Institute of the Biology of Southern Seas of the National Academy of Sciences of Ukraine (Інститут біології південних морів ім. О.О. Ковалевського НАН України; Instytut biolohii pivdennykh moriv im. O.O. Kovalevskoho NAN Ukraїny). Scientific research institute founded in 1963 in Sevastopol on the basis of the Sevastopol, Kara-Dag (Teodosiia), and (in 1964) Odesa biological stations. With its branches in Odesa and Teodosiia (the Kara-Dag branch), it consisted in 1980 of 586 employees (159 scholars) in 11 departments, 21 laboratories, and it operated 3 exploration ships (in 1976). It was the largest research institute in the field of marine biology in the USSR. It conducted and published research in marine biology and ecology, the development and protection of marine resources, marine pollution, and the economic exploitation of the marine environment. In 2000, together with Maritime Hydrophysical Institute in Sevastopol and its Odesa branch, it formed the Oceanological Center of the National Academy of Sciences of Ukraine.

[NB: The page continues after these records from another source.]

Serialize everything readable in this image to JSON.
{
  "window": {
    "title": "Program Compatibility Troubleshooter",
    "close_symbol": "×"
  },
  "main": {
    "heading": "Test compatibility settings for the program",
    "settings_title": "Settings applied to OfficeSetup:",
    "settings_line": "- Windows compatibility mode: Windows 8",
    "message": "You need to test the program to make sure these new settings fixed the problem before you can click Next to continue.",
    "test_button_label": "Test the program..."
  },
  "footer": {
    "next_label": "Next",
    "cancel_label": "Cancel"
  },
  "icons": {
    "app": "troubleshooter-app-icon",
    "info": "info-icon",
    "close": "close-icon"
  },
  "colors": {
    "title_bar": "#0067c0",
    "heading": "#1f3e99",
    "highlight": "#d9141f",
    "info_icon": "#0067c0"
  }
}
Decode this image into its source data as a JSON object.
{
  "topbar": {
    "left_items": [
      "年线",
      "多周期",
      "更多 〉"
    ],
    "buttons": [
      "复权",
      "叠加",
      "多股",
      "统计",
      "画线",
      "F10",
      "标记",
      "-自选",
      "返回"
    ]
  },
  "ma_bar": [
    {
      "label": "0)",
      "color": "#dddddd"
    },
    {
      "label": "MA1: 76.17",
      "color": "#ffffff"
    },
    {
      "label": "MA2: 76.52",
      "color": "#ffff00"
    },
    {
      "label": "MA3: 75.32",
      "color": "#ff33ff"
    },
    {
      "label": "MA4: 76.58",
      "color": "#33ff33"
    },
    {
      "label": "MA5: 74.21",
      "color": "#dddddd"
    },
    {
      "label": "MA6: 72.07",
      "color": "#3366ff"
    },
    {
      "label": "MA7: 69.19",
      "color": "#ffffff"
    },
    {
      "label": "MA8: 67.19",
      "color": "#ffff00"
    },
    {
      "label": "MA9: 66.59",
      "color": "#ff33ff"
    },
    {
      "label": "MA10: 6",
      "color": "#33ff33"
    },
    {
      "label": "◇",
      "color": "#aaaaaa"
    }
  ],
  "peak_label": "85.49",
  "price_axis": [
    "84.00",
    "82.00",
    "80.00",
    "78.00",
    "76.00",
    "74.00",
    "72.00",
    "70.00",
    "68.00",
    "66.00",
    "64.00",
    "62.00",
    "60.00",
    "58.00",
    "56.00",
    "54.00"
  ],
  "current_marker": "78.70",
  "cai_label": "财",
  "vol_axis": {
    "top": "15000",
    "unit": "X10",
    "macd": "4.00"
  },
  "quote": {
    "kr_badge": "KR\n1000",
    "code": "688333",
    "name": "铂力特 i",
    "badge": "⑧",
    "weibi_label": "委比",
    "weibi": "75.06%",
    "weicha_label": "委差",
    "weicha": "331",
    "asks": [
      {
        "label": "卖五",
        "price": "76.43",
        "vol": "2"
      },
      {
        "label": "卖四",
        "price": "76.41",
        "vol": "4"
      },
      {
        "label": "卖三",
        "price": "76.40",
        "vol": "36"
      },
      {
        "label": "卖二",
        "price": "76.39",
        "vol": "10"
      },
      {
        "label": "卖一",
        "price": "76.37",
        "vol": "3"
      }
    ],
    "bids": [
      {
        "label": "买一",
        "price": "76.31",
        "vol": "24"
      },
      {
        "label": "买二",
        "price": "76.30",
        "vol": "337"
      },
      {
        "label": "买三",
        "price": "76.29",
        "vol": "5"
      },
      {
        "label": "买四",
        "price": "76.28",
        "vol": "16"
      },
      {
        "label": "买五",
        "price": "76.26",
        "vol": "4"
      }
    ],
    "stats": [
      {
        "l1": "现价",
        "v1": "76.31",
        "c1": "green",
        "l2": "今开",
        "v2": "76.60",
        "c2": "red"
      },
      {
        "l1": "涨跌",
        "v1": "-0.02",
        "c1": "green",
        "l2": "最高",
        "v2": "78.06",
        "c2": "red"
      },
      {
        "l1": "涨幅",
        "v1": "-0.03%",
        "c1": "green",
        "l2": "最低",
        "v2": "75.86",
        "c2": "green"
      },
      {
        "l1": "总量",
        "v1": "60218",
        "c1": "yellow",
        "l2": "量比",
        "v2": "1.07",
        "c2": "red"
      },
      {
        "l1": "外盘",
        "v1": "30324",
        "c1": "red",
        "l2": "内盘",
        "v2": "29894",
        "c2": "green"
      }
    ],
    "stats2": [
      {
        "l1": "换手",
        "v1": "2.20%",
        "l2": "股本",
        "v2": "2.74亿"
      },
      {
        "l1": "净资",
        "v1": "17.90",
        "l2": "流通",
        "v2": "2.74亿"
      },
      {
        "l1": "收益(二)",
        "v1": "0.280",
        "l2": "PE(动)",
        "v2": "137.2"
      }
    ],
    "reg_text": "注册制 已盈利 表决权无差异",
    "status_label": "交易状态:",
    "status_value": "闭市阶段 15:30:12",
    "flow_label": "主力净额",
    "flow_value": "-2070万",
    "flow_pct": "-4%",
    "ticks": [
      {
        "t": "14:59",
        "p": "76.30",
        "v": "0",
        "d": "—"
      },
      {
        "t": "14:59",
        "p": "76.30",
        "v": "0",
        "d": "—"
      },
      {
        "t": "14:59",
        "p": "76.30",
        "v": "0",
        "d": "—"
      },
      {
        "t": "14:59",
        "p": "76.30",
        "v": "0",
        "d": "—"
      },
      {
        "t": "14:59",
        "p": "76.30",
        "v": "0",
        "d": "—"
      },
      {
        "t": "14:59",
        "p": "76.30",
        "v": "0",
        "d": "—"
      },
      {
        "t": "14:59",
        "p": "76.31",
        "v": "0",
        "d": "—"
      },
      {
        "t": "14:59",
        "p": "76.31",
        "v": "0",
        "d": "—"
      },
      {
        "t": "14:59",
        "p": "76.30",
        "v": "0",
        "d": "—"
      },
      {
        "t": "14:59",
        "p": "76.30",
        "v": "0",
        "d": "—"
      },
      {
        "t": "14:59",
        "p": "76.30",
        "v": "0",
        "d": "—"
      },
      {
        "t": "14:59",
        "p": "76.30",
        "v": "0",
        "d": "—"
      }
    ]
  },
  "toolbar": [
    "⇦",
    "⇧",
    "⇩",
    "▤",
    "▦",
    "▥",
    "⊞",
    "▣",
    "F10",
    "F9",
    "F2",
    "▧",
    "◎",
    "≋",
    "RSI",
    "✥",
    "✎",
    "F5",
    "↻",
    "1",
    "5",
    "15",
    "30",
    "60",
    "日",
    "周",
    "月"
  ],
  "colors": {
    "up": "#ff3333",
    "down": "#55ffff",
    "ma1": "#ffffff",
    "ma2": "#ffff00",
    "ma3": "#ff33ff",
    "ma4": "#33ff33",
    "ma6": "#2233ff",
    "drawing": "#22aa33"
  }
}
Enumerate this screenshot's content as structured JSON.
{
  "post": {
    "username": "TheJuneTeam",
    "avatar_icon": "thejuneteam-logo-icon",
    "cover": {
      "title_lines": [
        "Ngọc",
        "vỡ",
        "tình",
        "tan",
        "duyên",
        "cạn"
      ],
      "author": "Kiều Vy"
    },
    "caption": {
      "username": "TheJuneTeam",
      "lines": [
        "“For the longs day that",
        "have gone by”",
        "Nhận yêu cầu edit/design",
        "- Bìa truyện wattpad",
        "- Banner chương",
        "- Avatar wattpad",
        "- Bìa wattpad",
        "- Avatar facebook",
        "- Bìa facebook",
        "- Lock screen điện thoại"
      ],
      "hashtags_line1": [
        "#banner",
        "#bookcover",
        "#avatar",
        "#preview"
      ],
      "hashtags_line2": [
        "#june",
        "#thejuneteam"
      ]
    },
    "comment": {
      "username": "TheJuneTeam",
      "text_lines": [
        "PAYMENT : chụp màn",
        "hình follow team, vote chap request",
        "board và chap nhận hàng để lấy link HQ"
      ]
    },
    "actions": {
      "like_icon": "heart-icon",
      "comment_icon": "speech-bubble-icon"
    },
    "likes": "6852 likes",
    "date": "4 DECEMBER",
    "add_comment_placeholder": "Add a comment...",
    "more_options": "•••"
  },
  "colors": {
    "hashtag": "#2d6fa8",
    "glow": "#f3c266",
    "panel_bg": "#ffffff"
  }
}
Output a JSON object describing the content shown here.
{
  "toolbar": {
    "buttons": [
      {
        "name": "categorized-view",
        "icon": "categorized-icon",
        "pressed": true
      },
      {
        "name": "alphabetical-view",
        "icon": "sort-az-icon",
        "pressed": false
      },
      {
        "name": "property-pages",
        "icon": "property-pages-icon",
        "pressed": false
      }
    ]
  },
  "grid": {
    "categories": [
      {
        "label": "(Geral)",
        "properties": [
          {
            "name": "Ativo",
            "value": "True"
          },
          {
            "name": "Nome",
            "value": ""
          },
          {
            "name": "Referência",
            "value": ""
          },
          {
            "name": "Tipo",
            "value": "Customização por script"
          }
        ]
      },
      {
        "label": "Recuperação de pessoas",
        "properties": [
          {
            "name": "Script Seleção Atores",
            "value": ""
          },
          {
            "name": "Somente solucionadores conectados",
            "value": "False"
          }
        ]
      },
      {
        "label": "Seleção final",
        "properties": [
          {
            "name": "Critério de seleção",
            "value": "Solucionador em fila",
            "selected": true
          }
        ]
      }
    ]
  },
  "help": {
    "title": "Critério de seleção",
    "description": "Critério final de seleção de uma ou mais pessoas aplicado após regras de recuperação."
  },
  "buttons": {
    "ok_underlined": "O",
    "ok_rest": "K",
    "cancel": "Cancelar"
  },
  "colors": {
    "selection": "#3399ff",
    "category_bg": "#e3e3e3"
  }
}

Its collection of hydrobionts was recognized by the Cabinet of Ministers of Ukraine as the country’s national heritage (2002). The institute’s scientists spent two winters doing research at the Vernadsky Ukrainian Antarctic station (2002–3 and 2005–6). The institute participated in the creation of many of Ukraine’s state research policies and programs, including the Conception of Ukraine’s National Maritime Policy; the Conception of the Development of Reserve Management in Ukraine until 2020; Ukraine’s State Program for the Study of the Antarctic; European Choice: Conceptual Measures for the Strategy of Socioeconomic Development of Ukraine for 2002–11; and the Complex Program of the Expeditionary Study of Seas and Inner Water Basins and Rivers of Ukraine for 2006–10. It published the journal Morskoi ekologicheskii zhurnal (since 2015 published by the Institute of Marine Biology of the National Academy of Sciences of Ukraine as Mors'kyi ekolohichnyi zhurnal, 15 vols, 2002–) and the collection of scientific works Ekologiia moria (81 vols, 1980–2010). The institute was headed by Volodymyr Vodianytsky (1963–68), Vladimir Greze (1968–77), Viktor Zaika (1977–82 and 1993–2000), Alla Morozova (1982–88), Stanislav Konovalov (1988–93), and Valerii Eremeev (2000–15).
Due to the annexation of the Crimea by the Russian Federation in 2014, the National Academy of Sciences of Ukraine was no longer able to manage the institute. The Russian occupying authorities practically hijacked the institute with all its property located in the Crimea and subordinated it to the Russian Academy of Sciences. Concurrently, the old institute’s Odesa branch became an independent research institution under the name Institute of Marine Biology of the National Academy of Sciences of Ukraine (est 2014), as a legal successor to the Institute of the Biology of Southern Seas of the National Academy of Sciences of Ukraine.
[This article was updated in 2022.]